▶ [SUPPLIED ENTRIES]:

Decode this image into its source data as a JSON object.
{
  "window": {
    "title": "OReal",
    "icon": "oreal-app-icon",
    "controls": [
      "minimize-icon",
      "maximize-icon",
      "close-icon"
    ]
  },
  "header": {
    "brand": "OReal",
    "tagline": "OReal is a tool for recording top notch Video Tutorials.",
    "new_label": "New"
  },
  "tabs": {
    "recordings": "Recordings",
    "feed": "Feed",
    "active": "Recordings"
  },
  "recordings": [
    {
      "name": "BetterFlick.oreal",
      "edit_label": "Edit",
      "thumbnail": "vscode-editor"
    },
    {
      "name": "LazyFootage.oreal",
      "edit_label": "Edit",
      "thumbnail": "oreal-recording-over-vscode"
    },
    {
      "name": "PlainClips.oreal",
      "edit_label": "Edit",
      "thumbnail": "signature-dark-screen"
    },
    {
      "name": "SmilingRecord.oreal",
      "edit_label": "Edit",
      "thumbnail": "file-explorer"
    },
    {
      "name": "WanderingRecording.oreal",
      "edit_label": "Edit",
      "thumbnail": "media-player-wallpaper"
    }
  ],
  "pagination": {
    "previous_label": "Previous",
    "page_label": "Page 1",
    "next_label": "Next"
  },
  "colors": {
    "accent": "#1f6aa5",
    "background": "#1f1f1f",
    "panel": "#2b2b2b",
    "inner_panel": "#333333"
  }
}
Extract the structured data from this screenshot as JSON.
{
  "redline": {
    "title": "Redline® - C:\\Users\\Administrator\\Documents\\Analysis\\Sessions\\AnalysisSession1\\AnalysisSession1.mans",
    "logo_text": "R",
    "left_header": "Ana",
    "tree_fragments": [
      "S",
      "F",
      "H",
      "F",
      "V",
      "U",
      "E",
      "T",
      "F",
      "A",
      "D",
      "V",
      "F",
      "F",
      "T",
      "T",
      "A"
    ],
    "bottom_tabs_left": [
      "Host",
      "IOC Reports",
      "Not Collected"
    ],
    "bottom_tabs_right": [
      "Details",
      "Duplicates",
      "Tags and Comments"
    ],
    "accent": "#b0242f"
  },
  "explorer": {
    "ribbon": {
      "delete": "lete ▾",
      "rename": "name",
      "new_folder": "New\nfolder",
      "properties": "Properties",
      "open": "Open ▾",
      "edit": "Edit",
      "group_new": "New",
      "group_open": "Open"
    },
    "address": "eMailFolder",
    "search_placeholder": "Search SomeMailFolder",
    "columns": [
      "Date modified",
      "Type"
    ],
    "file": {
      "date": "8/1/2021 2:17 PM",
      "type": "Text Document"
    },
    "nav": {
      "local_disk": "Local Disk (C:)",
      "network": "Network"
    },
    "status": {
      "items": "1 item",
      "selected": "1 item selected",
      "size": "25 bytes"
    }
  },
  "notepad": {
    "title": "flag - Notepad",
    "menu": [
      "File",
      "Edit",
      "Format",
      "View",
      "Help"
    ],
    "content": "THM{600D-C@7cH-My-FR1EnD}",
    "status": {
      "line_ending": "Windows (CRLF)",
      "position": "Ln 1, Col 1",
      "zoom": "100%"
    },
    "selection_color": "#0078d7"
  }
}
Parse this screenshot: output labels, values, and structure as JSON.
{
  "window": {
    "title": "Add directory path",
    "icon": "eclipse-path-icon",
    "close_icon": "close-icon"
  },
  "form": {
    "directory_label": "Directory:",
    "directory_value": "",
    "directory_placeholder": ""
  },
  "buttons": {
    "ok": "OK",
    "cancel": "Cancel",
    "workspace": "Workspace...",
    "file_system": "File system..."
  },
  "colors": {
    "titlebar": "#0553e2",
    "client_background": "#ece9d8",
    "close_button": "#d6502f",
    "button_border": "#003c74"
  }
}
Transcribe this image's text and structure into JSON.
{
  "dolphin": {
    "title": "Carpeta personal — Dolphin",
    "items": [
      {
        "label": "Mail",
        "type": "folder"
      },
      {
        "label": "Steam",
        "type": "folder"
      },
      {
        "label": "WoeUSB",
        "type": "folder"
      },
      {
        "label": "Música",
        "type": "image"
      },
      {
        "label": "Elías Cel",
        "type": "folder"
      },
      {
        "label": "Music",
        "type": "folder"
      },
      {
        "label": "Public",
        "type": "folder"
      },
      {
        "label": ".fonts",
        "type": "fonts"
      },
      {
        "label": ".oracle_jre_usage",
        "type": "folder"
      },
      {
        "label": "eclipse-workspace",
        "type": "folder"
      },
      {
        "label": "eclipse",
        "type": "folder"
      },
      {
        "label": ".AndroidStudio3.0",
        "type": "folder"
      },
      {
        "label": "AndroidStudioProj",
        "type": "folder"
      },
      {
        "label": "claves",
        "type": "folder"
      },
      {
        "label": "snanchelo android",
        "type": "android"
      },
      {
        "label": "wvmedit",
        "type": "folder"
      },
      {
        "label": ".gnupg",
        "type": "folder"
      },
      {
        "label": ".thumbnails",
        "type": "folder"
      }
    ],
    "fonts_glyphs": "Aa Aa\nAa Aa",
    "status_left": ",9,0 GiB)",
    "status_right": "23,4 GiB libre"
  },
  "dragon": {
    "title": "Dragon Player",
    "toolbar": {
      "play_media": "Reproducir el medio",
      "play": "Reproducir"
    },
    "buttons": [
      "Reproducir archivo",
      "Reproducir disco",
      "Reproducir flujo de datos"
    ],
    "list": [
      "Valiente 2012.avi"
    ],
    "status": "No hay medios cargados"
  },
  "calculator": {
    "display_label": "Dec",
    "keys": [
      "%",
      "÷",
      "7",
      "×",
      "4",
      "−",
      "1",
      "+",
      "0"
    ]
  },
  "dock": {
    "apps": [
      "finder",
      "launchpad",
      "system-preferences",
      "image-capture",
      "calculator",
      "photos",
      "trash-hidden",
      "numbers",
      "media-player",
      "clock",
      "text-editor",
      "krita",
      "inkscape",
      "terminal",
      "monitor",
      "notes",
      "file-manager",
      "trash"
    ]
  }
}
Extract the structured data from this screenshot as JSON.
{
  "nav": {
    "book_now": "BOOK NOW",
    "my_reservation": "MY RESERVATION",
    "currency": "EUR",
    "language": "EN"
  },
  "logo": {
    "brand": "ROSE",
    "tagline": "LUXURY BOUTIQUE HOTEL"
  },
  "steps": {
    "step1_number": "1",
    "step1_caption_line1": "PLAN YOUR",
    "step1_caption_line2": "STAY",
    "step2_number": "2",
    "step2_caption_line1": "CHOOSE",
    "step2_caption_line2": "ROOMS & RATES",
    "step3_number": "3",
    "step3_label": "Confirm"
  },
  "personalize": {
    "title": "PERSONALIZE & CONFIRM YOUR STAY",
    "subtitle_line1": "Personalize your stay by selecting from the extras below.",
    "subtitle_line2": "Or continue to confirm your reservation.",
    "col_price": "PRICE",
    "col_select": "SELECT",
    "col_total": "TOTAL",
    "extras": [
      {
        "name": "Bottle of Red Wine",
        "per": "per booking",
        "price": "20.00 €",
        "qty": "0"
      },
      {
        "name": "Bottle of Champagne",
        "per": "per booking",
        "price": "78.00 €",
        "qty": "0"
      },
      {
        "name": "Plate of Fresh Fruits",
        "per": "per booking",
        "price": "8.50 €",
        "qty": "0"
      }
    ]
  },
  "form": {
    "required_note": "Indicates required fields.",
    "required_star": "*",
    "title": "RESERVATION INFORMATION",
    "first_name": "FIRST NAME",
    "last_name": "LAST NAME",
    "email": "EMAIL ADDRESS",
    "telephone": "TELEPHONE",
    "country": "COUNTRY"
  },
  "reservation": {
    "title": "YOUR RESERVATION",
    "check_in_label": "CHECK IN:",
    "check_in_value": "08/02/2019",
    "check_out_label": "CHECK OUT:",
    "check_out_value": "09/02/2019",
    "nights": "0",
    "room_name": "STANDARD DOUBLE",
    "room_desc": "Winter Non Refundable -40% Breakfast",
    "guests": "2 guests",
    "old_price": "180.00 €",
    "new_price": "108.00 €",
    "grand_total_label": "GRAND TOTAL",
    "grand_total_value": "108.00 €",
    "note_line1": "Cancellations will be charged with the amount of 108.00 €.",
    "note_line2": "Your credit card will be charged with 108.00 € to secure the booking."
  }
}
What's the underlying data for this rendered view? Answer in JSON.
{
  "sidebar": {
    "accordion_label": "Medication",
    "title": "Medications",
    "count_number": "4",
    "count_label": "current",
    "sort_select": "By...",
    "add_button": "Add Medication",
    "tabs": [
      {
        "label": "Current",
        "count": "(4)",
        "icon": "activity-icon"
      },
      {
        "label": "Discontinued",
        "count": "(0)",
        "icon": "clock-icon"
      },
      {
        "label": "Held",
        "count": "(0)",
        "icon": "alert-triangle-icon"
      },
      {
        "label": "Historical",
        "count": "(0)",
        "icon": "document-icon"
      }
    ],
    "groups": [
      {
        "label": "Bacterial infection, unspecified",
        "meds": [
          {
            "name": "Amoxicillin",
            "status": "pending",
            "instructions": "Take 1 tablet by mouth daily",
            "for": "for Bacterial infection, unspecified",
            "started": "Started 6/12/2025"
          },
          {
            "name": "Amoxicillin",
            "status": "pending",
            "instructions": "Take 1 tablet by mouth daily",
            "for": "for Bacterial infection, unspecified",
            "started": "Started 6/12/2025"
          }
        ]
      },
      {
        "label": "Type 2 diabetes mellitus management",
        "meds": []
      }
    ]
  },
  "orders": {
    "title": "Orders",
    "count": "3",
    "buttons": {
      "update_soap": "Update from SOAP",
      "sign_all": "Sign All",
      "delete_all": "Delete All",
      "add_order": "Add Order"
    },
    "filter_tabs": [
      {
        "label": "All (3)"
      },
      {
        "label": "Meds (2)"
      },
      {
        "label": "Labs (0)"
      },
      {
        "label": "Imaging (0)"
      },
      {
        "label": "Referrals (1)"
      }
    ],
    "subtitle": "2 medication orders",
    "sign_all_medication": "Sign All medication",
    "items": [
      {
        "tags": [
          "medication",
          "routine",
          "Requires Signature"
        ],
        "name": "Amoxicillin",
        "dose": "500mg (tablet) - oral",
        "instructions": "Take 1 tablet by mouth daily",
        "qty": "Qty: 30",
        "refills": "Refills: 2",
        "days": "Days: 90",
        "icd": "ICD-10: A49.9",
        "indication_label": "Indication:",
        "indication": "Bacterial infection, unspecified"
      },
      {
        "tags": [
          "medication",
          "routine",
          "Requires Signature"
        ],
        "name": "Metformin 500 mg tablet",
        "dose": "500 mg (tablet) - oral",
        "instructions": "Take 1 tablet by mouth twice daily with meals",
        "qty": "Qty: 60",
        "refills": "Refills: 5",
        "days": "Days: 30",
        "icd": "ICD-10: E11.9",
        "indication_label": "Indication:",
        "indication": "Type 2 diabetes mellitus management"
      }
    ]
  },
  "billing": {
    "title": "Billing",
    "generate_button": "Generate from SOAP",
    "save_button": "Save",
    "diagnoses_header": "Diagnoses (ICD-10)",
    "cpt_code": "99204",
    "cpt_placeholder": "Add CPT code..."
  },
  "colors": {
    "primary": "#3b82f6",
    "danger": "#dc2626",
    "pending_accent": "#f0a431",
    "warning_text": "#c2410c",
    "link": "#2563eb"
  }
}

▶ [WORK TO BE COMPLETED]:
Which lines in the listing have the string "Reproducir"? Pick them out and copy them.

▶ [RESPONSE BOX]:
      "play_media": "Reproducir el medio",
      "play": "Reproducir"
      "Reproducir archivo",
      "Reproducir disco",
      "Reproducir flujo de datos"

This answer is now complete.